How the Photo Bug Bit

I am not sure how I got interested in birding, but somehow I did. It may have been the acquisition of a pair of binoculars and the need of a reason to use them, but is was a CNA Red Band Book Sale book on birds that pushed me from birdwatching to wanting to do photography.

The book in question had pictures of birds opposed to the illustrations found in other in-depth reference books and this got me hooked. It was the closing image though of the wrong colours on a regular bird to our garden which got me thinking I could do a better job. What a mistake to think that.

My parents were supportive of my passion. My dad arranged for a visit to his older brother to try my hand at using a camera he had first before I made any rash decisions to buy something I could in no way afford.

Out of a role of film, most pics were forgettable photographically speaking, but there were two images of regular garden sparrows that stood out. These images were sharp, well lit and got me hooked.

Turbulence

From that day forward I was in for a bumpy ride. Gear cost a fortune, film and processing were not cheap for a school boy either. I was told to shoot what I could with the gear I could afford but somehow I got the idea that better gear would make me a better photographer.

I have had more cameras and lenses than possibly I have owned underwear in all my life. (I will share some of this with you in Throw Back Thursday episodes in the future).

The thing about my experiences is that I became a generalist in some areas. Also, because of my limited finances, I spent hours reading and rereading books and magazines, even camera manuals. I was a sponge (wish I still had that same intensity of learning today).

In some ways, I view my photography experience as an alternate reality version of the movie The Legend of Bagger Vance (which is of course about golf, another dangerous hobby).

There were highs and lows. Great camera and bad cameras. The right lenses and the wrong lenses. Too few camera bags and too many camera bags… actually you can never have too many camera bags.

Over time, however, I have found it tough to pick up a camera with the same pleasure and passion I had in the past, particularly after PhotoComment closed.

Getting Back the Passion

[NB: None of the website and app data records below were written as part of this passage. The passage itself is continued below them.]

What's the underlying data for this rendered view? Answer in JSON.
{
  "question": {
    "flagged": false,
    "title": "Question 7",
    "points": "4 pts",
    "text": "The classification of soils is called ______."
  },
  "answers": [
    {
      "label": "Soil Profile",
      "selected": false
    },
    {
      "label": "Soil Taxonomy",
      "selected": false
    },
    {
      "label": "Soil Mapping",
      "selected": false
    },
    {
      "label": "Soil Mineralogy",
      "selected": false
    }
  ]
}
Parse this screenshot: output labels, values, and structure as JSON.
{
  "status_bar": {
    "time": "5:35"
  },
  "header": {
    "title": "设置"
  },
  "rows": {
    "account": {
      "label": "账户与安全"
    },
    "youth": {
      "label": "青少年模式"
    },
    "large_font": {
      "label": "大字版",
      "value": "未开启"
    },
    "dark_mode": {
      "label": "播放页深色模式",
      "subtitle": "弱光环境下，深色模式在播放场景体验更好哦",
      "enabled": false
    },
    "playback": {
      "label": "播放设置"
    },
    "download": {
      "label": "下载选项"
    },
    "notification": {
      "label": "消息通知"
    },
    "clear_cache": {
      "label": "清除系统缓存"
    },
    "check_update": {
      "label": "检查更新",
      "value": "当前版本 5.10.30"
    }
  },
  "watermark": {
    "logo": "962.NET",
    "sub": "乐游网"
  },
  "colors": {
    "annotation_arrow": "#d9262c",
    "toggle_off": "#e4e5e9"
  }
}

This evening as I was browsing through some photographs for a competition I started looking over hundreds of images I had forgotten I had taken. As I did so I got a familiar itch in my finger and twitch in my eye.

Two things occurred to me as I looked at the photos of my past.

Firstly, I have been blessed with many memories and moments through my cameras and photography. Running PhotoComment forces me to go out and shoot regularly as I reviewed camera gear, yes, but because I always had some camera with me, I have photos of pets past and boys as babes. My life has been blessed that I had time then to spend with my loved ones and could document so much of it.

Secondly, I realised that digital photography has possibly given many of us a great curse.

Every time I felt a little low, as a youth photographer, I picked up my album of images and would look at that first photo of two sparrows in my uncle’s backyard and feel the itch I felt that day, and the glorious relief of getting the images back from the lab a few days later and being surprised.

Many of these things we do not enjoy in the digital world. The suspense of waiting for prints from a lab. The reviewing of a printed work. To me at least, the easier nature or managing a library of images on film because we shot less and could more easily review our progress.

But here is my question to you. How do you keep your passion alive? What lows have you gone through creatively and how did you get back on top again?